Jesse Larner on Moore and Bush
Clive Davis posts an interview with one Jesse Larner, an interesting fellow who wrote a book criticizing Michael Moore. What's so interesting about that, you say? Hasn't that been done quite a few times before? Well, not from the left, which is where Mr. Larner is coming from.
Larner seemed strangely split in the interview, which certainly isn't surprising. On the one hand, he seems to see Moore clearly enough, and to disagree with Moore's playing fast and loose with the facts. On the other hand (and perhaps my own bias is showing here), he seems so rabid about Bush that he thinks quoting any actual facts about him to be quite unnecessary. In this passage of Larner's, for example,
Moore gets the historical and political specifics wrong in many regards, but he is entirely right in his assessment of Bush's character. I really do see Bush as a creepy, conscienceless, arrogant, narcissistic, strutting little sociopath who believes he was appointed by god to the presidency...
Larner comes perilously close to the old "fake, but accurate" position here. He seems to be saying that Moore is right about Bush because--well, because Larner agrees with Moore that Bush is a creep, so it doesn't have to be proven, it's just self-evident. Very strange, this Bush Derangement Syndrome. Bush is many things, and there are certainly valid criticisms that can be made (and are made every day) about him. But surely Larner can do better than these over-the-top ad hominem attacks (although I'm also sure there are some commenters here who will hold the truth of Larner's remarks to be self-evident).
Larner also seems a bit sloppy about the words "liberal" and "leftist," sometimes seeming to distinguish them, and sometimes using them somewhat interchangeably. To me, they are two quite different species, although of course there is some crossover and overlap.
And then there's that "Bush stole the election" meme, stated, once again, without offering proof. Now, at the time of that election, I was still a total liberal Democrat, voted for Gore and didn't like Bush at all (not at all). I was very upset by the election's outcome--but I never for a moment saw Bush as stealing the election.
You can disagree with the Supreme Court's decision (which I did at the time), but you cannot deny that Bush went through the legal process.

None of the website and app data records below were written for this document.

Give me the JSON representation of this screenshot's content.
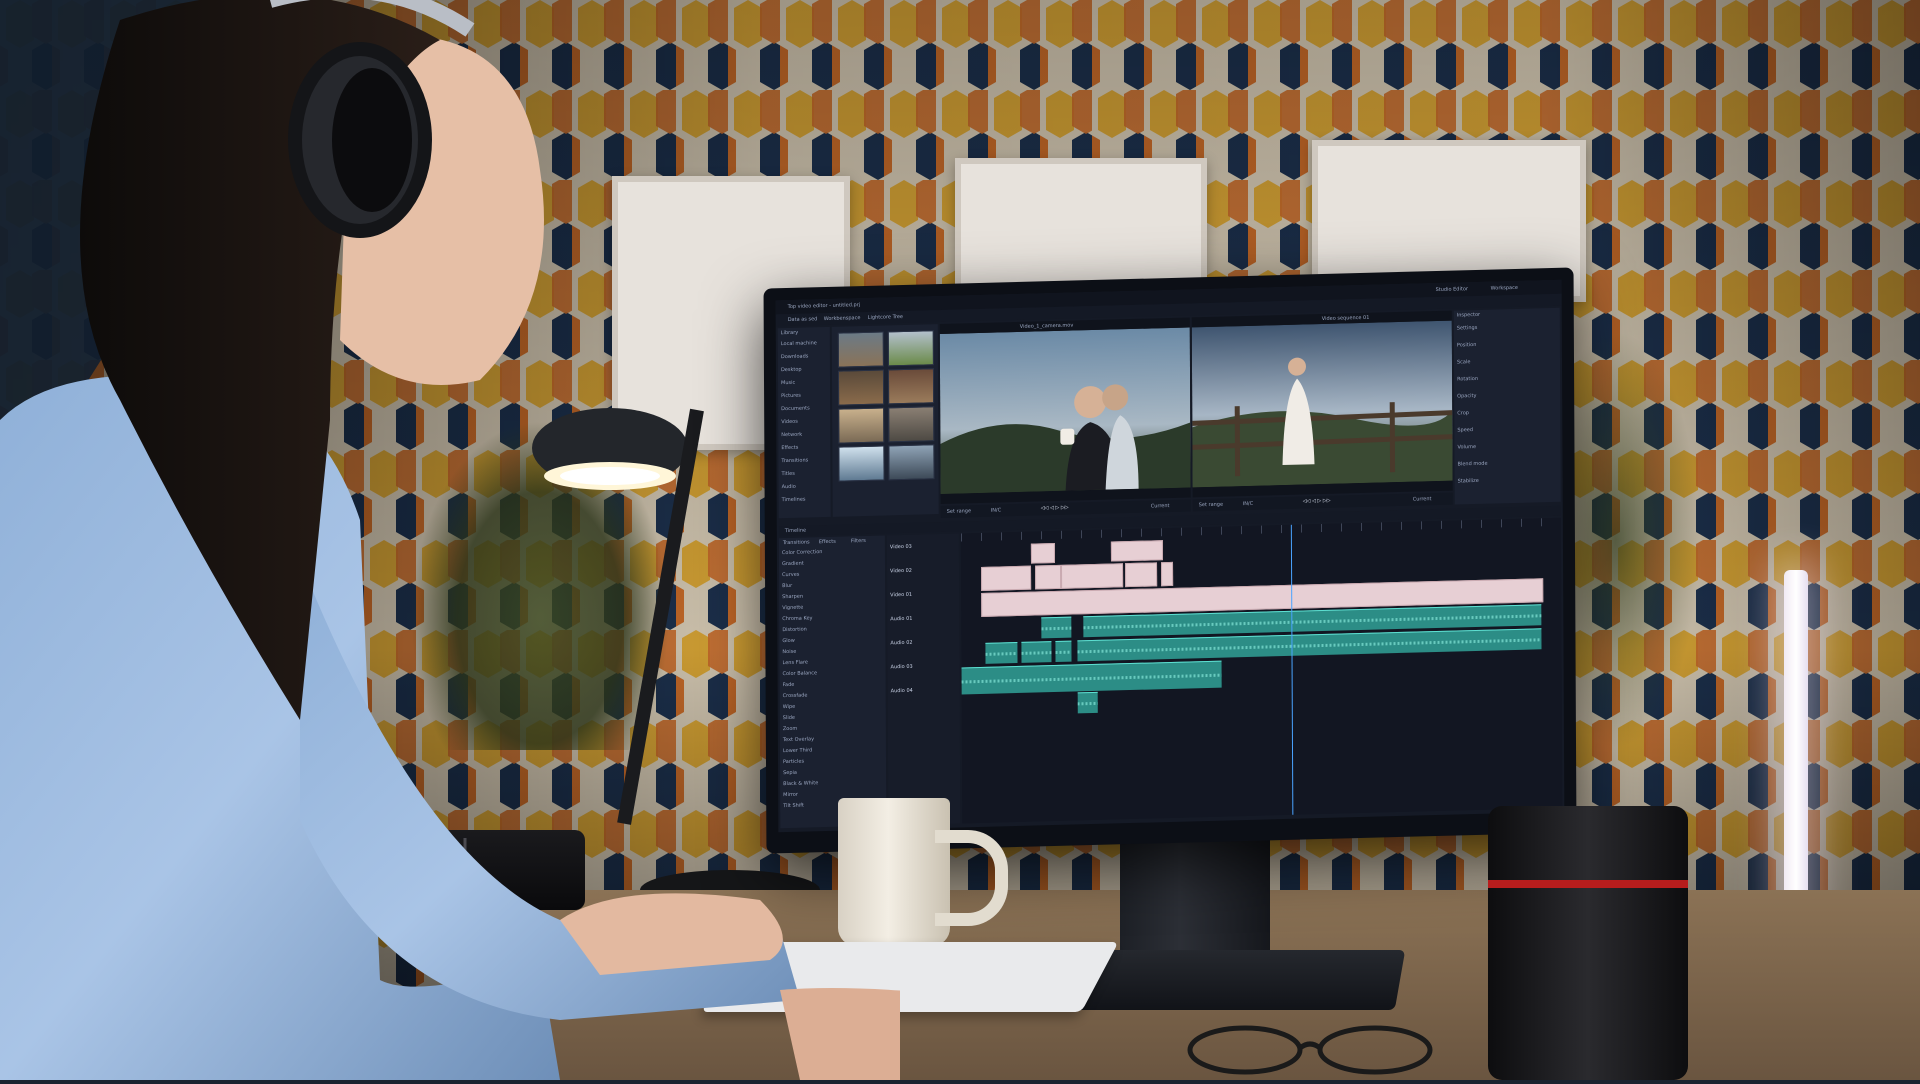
{
  "scene": {
    "description_tags": [
      "video-editing-workstation"
    ],
    "colors": {
      "wall_yellow": "#e9b23a",
      "wall_orange": "#d9742c",
      "wall_navy": "#1f3554",
      "wall_cream": "#e9dcc4",
      "clip_pink": "#e7cfd4",
      "clip_aqua": "#2c8d86",
      "shirt_blue": "#a9c4e6"
    }
  },
  "editor": {
    "window_title": "Top video editor - untitled.prj",
    "tabs": [
      "Data as sed",
      "Workbenspace",
      "Lightcore Tree"
    ],
    "library_header": "Library",
    "library_items": [
      "Local machine",
      "Downloads",
      "Desktop",
      "Music",
      "Pictures",
      "Documents",
      "Videos",
      "Network",
      "Effects",
      "Transitions",
      "Titles",
      "Audio",
      "Timelines"
    ],
    "viewer_left_title": "Video_1_camera.mov",
    "viewer_right_title": "Video sequence 01",
    "left_controls": {
      "set_range": "Set range",
      "marker": "IN/C",
      "current": "Current"
    },
    "right_controls": {
      "set_range": "Set range",
      "marker": "IN/C",
      "current": "Current"
    },
    "inspector_title": "Inspector",
    "inspector_items": [
      "Settings",
      "Position",
      "Scale",
      "Rotation",
      "Opacity",
      "Crop",
      "Speed",
      "Volume",
      "Blend mode",
      "Stabilize"
    ],
    "timeline_header": "Timeline",
    "effects_tabs": [
      "Transitions",
      "Effects",
      "Filters"
    ],
    "effects_list": [
      "Color Correction",
      "Gradient",
      "Curves",
      "Blur",
      "Sharpen",
      "Vignette",
      "Chroma Key",
      "Distortion",
      "Glow",
      "Noise",
      "Lens Flare",
      "Color Balance",
      "Fade",
      "Crossfade",
      "Wipe",
      "Slide",
      "Zoom",
      "Text Overlay",
      "Lower Third",
      "Particles",
      "Sepia",
      "Black & White",
      "Mirror",
      "Tilt Shift"
    ],
    "tracks": [
      {
        "label": "Video 03",
        "type": "video"
      },
      {
        "label": "Video 02",
        "type": "video"
      },
      {
        "label": "Video 01",
        "type": "video"
      },
      {
        "label": "Audio 01",
        "type": "audio"
      },
      {
        "label": "Audio 02",
        "type": "audio"
      },
      {
        "label": "Audio 03",
        "type": "audio"
      },
      {
        "label": "Audio 04",
        "type": "audio"
      }
    ],
    "header_right": [
      "Studio Editor",
      "Workspace"
    ]
  }
}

If the Democrats must criticize, why don't they just say the legal process failed? Or that they don't agree with the electoral college system, because it can have the effect of someone losing the popular vote but winning the election, as happened in 2000? (Although I noticed that it didn't seem many of them would have been the least bit perturbed had that very thing happened in 2004, with a far greater gap in the popular vote, as long as Kerry had won).
Certainly there are points one could fairly criticize in the 2000 election. But, "stole?" To use a word like that and not justify it is merely inflammatory rhetoric, exactly what Larner says he's against. The truth is that the 2000 election was a statistical dead heat, in Florida and as a whole, and I cannot understand this continual cry of "theft" from otherwise intelligent people. And, for what it's worth, I thought so even when I was a Democrat.